In Chester County, at least one person believes the same thing.
“The two people who I helped change their party before the (primary) election, I see them all the time,” said Karen Jackson, a West Chester resident. “When the election was over, I asked how it was and they were so happy they went. These people were extremely diligent about changing their party and following through (with voting). People are taking action.”
Jackson, who volunteers to work the poll in her ward, is similar in her belief that neither candidate is a great choice, but she refuses to let herself become a disillusioned voter.
As someone who grew up around the polls because of her family, Jackson makes sure she stays up-to-date with the candidates, both nationally and locally, and helps fill others in on what she has learned.
“I’m never disillusioned,” she said. “I have been involved in the voting process since I was 5. I’m trying to talk people into voting and explain to them about the people who are running. … I try to listen to people and the debates and read the articles. I try and be an educated voter as best I can be so that when I go, I should vote for ‘X’ because he or she is the best person for the job, so to speak.”
With having a candidate such as Donald Trump, who is far from the norm of presidential candidates in the United States, Kennedy doesn’t think this race will truly change future elections.
Instead, he believes it’s the nation itself which is changing.
“I have seen a lot of campaigns and one thing we hear every campaign, that I can recall, is that this is the most important campaign of our lives,” Kennedy said. “Every campaign is important, of course. The demographics are changing and this nation is changing and I think that’s part of what we see in the visions in society.”
Kennedy believes that the constant access to instant news has had a hand in shaping politics and elections.
“Increasingly, politics has become polarized and obviously there are a number of contributing factors to it, whether it’s cable television, talk radio or internet sources,” he said. “Individuals receive information that is filtered through their selective lens. It’s much different than 30 years ago when you had three middle-of-the-road networks delivering news for 22 minutes every evening. Politics has become more and more of a zero-sum game. You either win or lose – you either have the votes or you don’t. … You sense a discontent because various factions of our society have gone off to their own different directions and sort of hit the mute when it’s the other side.”
Jackson has noticed that people are straying away from how they typically vote.

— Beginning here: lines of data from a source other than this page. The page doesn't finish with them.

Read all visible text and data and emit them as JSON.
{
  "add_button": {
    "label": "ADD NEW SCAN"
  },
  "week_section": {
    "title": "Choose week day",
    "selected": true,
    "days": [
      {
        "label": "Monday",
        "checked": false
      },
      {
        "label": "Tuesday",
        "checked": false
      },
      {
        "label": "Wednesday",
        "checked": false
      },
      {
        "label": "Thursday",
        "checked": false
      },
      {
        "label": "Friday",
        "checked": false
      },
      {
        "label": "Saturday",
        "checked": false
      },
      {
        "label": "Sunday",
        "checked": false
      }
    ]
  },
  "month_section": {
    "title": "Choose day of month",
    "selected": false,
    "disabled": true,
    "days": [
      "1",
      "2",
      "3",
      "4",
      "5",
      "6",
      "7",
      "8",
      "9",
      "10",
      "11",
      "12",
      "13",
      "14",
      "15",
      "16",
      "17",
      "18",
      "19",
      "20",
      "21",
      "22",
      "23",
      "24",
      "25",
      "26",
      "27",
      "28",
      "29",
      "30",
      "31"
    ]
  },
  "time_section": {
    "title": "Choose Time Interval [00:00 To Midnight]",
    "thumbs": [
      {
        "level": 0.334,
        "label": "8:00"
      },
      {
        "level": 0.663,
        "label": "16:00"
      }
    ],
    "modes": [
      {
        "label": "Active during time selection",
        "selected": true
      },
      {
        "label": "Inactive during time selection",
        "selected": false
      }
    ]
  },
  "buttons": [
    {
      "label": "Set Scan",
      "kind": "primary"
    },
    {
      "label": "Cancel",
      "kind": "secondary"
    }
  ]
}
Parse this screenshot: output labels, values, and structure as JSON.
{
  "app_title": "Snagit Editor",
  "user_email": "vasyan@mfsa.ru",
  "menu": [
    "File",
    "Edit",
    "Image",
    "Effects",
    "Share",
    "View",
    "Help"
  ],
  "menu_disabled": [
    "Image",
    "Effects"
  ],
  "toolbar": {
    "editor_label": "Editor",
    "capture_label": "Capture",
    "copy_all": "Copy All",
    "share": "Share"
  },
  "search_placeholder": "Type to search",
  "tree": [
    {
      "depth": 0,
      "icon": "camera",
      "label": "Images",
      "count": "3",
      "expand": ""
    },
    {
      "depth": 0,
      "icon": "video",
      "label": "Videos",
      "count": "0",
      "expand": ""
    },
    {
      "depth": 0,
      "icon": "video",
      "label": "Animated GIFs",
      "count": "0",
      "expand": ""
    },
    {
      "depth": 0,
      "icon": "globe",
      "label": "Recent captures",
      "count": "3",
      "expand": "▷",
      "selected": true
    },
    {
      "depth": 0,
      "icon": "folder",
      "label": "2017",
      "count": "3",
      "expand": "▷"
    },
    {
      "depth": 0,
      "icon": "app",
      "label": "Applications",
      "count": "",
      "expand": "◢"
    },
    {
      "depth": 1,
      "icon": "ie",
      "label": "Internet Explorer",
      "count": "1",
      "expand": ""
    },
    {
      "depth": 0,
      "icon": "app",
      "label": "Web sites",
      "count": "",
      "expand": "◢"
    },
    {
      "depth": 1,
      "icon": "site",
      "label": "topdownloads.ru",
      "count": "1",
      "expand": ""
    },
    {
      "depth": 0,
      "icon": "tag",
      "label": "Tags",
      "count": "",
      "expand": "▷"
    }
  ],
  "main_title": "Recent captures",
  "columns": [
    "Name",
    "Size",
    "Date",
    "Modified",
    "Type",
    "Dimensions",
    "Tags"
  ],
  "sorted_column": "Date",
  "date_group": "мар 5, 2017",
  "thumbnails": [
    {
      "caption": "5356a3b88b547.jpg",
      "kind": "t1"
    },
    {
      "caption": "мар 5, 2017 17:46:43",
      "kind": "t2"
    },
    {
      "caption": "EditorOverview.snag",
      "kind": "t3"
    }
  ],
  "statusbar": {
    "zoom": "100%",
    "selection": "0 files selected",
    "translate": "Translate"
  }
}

“I’m seeing people are concerned, whereas people before just voted straight ticket,” she said. “People are now changing their minds, so that was a good sign to me that people are aware and care.”
Though the election has moments of bringing out the worst in people with some of the earlier violence at rallies, the country has reached a unique situation that hasn’t quite been seen before, which could also lead to a surprise.
“I think the potential is there that you will see perhaps, if neither of the two major party candidates can coalesce their coalition and base, then you might see some strong numbers for the alternate parties,” Kennedy said. “Both sides, I’m sure, are saying to themselves if they had only nominated so-and-so, they’d be sitting comfortably ahead. We haven’t had a candidacy like (Trump’s). It is uncharted territory in what it means.”